__Aim of the task__: Working line by line, output the entries below exactly as they appear.

__Data records for software interfaces__:
* * * *

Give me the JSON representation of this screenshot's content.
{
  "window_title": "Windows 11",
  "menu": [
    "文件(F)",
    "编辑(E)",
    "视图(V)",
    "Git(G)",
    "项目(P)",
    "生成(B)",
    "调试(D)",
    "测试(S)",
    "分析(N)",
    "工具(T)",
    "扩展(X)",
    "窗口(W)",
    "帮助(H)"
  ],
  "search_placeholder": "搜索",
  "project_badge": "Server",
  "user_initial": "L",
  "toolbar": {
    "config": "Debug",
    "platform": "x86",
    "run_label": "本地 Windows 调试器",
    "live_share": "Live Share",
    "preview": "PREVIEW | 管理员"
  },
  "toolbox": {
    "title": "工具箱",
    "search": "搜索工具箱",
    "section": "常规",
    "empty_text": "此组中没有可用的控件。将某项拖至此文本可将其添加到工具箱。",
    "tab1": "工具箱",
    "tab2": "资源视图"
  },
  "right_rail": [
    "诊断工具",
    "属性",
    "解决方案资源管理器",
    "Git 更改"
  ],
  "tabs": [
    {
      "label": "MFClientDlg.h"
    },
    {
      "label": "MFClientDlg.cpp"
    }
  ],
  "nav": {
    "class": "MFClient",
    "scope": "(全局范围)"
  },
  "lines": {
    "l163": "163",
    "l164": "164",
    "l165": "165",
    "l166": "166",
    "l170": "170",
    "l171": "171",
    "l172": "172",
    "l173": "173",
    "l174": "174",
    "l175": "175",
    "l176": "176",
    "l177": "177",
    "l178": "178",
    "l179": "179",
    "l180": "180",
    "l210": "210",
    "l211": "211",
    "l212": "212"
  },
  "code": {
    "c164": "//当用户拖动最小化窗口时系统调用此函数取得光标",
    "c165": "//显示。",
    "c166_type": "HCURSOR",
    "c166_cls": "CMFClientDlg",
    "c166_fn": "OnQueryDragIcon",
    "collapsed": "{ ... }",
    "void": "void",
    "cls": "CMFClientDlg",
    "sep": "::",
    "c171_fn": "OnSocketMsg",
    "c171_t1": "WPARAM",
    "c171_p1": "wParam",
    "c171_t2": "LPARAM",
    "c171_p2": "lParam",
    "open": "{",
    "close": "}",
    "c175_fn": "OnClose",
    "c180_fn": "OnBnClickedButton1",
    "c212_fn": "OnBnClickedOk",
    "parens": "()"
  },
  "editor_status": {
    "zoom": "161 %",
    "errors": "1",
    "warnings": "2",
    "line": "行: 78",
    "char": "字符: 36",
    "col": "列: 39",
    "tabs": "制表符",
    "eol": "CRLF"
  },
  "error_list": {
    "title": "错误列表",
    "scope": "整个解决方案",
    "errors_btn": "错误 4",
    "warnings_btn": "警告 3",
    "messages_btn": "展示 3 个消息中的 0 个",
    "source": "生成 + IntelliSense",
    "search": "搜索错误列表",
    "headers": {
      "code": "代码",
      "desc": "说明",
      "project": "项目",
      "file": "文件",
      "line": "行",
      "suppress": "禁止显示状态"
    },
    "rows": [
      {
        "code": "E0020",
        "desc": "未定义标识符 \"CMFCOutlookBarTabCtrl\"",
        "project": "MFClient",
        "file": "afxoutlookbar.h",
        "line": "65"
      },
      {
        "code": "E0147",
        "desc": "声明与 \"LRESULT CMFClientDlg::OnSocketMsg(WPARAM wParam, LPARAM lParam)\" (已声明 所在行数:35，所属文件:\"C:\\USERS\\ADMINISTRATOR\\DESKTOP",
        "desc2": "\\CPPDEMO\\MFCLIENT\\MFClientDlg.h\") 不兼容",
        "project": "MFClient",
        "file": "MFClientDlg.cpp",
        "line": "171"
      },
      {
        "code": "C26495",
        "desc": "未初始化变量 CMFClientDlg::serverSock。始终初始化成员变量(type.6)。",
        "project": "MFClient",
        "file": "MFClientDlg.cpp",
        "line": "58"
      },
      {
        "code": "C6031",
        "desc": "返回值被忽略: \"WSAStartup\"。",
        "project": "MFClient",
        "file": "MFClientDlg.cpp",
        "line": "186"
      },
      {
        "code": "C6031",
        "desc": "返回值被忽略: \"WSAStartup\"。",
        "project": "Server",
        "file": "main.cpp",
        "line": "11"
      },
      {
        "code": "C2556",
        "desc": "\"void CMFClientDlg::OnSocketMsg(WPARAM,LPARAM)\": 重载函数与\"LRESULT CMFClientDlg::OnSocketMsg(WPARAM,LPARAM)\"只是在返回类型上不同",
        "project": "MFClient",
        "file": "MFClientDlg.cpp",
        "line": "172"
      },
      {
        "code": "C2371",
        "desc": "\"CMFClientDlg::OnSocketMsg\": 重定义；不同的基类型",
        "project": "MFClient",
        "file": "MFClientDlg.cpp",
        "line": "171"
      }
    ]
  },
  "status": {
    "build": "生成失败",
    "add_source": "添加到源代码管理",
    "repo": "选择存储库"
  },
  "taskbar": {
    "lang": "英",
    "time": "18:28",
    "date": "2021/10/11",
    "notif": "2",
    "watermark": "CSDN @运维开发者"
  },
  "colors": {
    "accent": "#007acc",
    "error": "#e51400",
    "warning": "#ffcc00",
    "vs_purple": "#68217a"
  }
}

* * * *

__Solved exercise__:
Give me the JSON representation of this screenshot's content.
{
  "window_title": "Windows 11",
  "menu": [
    "文件(F)",
    "编辑(E)",
    "视图(V)",
    "Git(G)",
    "项目(P)",
    "生成(B)",
    "调试(D)",
    "测试(S)",
    "分析(N)",
    "工具(T)",
    "扩展(X)",
    "窗口(W)",
    "帮助(H)"
  ],
  "search_placeholder": "搜索",
  "project_badge": "Server",
  "user_initial": "L",
  "toolbar": {
    "config": "Debug",
    "platform": "x86",
    "run_label": "本地 Windows 调试器",
    "live_share": "Live Share",
    "preview": "PREVIEW | 管理员"
  },
  "toolbox": {
    "title": "工具箱",
    "search": "搜索工具箱",
    "section": "常规",
    "empty_text": "此组中没有可用的控件。将某项拖至此文本可将其添加到工具箱。",
    "tab1": "工具箱",
    "tab2": "资源视图"
  },
  "right_rail": [
    "诊断工具",
    "属性",
    "解决方案资源管理器",
    "Git 更改"
  ],
  "tabs": [
    {
      "label": "MFClientDlg.h"
    },
    {
      "label": "MFClientDlg.cpp"
    }
  ],
  "nav": {
    "class": "MFClient",
    "scope": "(全局范围)"
  },
  "lines": {
    "l163": "163",
    "l164": "164",
    "l165": "165",
    "l166": "166",
    "l170": "170",
    "l171": "171",
    "l172": "172",
    "l173": "173",
    "l174": "174",
    "l175": "175",
    "l176": "176",
    "l177": "177",
    "l178": "178",
    "l179": "179",
    "l180": "180",
    "l210": "210",
    "l211": "211",
    "l212": "212"
  },
  "code": {
    "c164": "//当用户拖动最小化窗口时系统调用此函数取得光标",
    "c165": "//显示。",
    "c166_type": "HCURSOR",
    "c166_cls": "CMFClientDlg",
    "c166_fn": "OnQueryDragIcon",
    "collapsed": "{ ... }",
    "void": "void",
    "cls": "CMFClientDlg",
    "sep": "::",
    "c171_fn": "OnSocketMsg",
    "c171_t1": "WPARAM",
    "c171_p1": "wParam",
    "c171_t2": "LPARAM",
    "c171_p2": "lParam",
    "open": "{",
    "close": "}",
    "c175_fn": "OnClose",
    "c180_fn": "OnBnClickedButton1",
    "c212_fn": "OnBnClickedOk",
    "parens": "()"
  },
  "editor_status": {
    "zoom": "161 %",
    "errors": "1",
    "warnings": "2",
    "line": "行: 78",
    "char": "字符: 36",
    "col": "列: 39",
    "tabs": "制表符",
    "eol": "CRLF"
  },
  "error_list": {
    "title": "错误列表",
    "scope": "整个解决方案",
    "errors_btn": "错误 4",
    "warnings_btn": "警告 3",
    "messages_btn": "展示 3 个消息中的 0 个",
    "source": "生成 + IntelliSense",
    "search": "搜索错误列表",
    "headers": {
      "code": "代码",
      "desc": "说明",
      "project": "项目",
      "file": "文件",
      "line": "行",
      "suppress": "禁止显示状态"
    },
    "rows": [
      {
        "code": "E0020",
        "desc": "未定义标识符 \"CMFCOutlookBarTabCtrl\"",
        "project": "MFClient",
        "file": "afxoutlookbar.h",
        "line": "65"
      },
      {
        "code": "E0147",
        "desc": "声明与 \"LRESULT CMFClientDlg::OnSocketMsg(WPARAM wParam, LPARAM lParam)\" (已声明 所在行数:35，所属文件:\"C:\\USERS\\ADMINISTRATOR\\DESKTOP",
        "desc2": "\\CPPDEMO\\MFCLIENT\\MFClientDlg.h\") 不兼容",
        "project": "MFClient",
        "file": "MFClientDlg.cpp",
        "line": "171"
      },
      {
        "code": "C26495",
        "desc": "未初始化变量 CMFClientDlg::serverSock。始终初始化成员变量(type.6)。",
        "project": "MFClient",
        "file": "MFClientDlg.cpp",
        "line": "58"
      },
      {
        "code": "C6031",
        "desc": "返回值被忽略: \"WSAStartup\"。",
        "project": "MFClient",
        "file": "MFClientDlg.cpp",
        "line": "186"
      },
      {
        "code": "C6031",
        "desc": "返回值被忽略: \"WSAStartup\"。",
        "project": "Server",
        "file": "main.cpp",
        "line": "11"
      },
      {
        "code": "C2556",
        "desc": "\"void CMFClientDlg::OnSocketMsg(WPARAM,LPARAM)\": 重载函数与\"LRESULT CMFClientDlg::OnSocketMsg(WPARAM,LPARAM)\"只是在返回类型上不同",
        "project": "MFClient",
        "file": "MFClientDlg.cpp",
        "line": "172"
      },
      {
        "code": "C2371",
        "desc": "\"CMFClientDlg::OnSocketMsg\": 重定义；不同的基类型",
        "project": "MFClient",
        "file": "MFClientDlg.cpp",
        "line": "171"
      }
    ]
  },
  "status": {
    "build": "生成失败",
    "add_source": "添加到源代码管理",
    "repo": "选择存储库"
  },
  "taskbar": {
    "lang": "英",
    "time": "18:28",
    "date": "2021/10/11",
    "notif": "2",
    "watermark": "CSDN @运维开发者"
  },
  "colors": {
    "accent": "#007acc",
    "error": "#e51400",
    "warning": "#ffcc00",
    "vs_purple": "#68217a"
  }
}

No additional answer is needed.